Four Manhattan yuppies strike up a friendship in a chic uptown restaurant after a bag lady involves them in an altercation. A month later, the four self-involved Manhattanites (three men and one woman), having fallen instantly in love with one another, converge at a seaside residence, hoping to alleviate their shared sense of alienation and purposelessness with a misguided attempt at rehabilitating May, the bag lady who brought them all together. In their pretense at public mindedness, they all seek either an escape from their own problems or redemption from the lives they used to live. How do you tell the man who’s eagerly pursuing you, and whom you really love, that you have the AIDS virus? How does your sister react to the news of your illness when she’s trying to start a new relationship of her own? How does an immensely successful architect make amends to society for years of blotting our cities’ skylines with his postmodern monstrosities? And can all these questions really be answered by taking May off her medication and teaching her about the finer things in life, like preparing place settings for a dinner party? Ultimately not, and in the end, sobered but still game, the two couples, one heterosexual, one homosexual, have remained together to drink a toast to the “accidental happiness” that, with luck, may still come their way.

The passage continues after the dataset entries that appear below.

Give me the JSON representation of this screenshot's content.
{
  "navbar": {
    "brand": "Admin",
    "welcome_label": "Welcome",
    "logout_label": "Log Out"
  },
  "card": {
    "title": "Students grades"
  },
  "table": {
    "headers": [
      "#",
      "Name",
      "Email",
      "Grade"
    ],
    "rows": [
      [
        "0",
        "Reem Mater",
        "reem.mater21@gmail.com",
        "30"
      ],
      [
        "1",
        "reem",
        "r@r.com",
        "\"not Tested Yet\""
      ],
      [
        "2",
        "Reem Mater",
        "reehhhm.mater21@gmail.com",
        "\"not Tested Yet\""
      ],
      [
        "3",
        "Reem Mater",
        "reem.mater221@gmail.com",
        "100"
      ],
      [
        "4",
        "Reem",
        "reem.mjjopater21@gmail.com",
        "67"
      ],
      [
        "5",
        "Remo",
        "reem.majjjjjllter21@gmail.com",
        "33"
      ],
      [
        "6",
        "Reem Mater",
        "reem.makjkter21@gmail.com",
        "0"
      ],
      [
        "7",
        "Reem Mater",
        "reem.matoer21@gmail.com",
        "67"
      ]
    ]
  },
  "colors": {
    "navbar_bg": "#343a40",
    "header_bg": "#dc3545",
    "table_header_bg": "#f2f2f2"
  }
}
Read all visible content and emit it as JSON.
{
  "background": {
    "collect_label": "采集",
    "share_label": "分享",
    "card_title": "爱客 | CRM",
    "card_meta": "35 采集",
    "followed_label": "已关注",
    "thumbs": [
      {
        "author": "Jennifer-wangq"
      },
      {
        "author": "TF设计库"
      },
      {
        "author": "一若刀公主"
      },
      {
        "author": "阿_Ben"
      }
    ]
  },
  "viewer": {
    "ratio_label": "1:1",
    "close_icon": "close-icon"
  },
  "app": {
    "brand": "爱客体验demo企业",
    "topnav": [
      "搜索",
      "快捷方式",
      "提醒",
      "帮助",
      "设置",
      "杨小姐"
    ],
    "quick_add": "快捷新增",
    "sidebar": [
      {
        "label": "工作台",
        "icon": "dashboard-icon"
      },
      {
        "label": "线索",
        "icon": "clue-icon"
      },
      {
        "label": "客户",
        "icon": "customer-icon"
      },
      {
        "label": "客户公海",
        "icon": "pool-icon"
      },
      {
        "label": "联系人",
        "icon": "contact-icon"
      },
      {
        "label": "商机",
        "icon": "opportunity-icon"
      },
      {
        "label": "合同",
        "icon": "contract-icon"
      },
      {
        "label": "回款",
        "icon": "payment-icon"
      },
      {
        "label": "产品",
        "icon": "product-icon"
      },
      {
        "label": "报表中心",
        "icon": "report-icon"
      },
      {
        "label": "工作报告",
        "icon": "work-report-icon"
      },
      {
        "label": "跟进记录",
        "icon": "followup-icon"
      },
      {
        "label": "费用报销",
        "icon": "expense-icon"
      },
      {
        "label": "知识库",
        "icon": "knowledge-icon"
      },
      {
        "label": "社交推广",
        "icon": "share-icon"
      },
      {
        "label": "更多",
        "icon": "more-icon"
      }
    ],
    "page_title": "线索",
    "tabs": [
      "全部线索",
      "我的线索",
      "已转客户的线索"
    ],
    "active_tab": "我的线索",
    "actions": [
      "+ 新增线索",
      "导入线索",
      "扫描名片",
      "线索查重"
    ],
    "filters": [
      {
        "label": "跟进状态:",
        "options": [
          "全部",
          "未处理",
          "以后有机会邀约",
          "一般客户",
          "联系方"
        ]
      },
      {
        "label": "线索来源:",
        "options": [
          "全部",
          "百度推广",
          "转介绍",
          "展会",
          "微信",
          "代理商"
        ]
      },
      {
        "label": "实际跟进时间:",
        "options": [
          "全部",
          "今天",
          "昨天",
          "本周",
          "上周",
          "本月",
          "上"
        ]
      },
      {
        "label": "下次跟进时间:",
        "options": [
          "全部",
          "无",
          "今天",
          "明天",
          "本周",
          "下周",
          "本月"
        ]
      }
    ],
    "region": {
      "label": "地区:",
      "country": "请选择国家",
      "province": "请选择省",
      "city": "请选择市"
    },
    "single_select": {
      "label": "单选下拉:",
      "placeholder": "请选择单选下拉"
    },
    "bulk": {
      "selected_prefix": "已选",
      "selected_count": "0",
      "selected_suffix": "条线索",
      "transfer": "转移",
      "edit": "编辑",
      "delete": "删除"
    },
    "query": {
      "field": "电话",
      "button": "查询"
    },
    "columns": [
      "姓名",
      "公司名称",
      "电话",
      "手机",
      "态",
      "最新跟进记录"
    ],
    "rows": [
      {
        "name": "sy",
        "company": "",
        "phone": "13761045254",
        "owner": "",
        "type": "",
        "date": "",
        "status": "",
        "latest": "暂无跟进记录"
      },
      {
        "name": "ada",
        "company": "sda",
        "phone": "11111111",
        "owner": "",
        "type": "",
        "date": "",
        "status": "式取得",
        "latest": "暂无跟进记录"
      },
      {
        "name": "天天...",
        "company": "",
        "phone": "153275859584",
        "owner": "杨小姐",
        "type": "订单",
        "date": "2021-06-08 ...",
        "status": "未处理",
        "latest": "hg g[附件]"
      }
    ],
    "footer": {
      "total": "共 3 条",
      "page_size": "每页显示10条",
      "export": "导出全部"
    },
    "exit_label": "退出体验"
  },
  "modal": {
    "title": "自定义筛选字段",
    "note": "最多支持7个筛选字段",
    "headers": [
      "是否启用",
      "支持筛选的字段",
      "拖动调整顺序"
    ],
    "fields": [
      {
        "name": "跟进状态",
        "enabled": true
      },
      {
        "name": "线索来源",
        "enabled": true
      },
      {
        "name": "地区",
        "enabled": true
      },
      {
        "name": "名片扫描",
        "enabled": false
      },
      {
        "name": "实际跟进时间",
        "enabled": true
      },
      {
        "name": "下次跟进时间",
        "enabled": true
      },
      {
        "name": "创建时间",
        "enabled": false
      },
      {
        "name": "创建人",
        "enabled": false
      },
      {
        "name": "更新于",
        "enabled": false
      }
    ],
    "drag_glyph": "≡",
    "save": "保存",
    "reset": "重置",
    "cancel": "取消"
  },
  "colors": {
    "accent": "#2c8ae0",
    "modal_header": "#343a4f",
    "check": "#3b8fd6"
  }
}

Character Breakdown

Stephen(M) very successful architect
Drew(M) rising avant guarde artist, unrequitedly in love with Phoebe
Phoebe(F) successful stock broker
Peter(M) television excecutive, Phoebe's brother
Ellen(F) long suffering actress,waitress
May(F) schizophrenic bag lady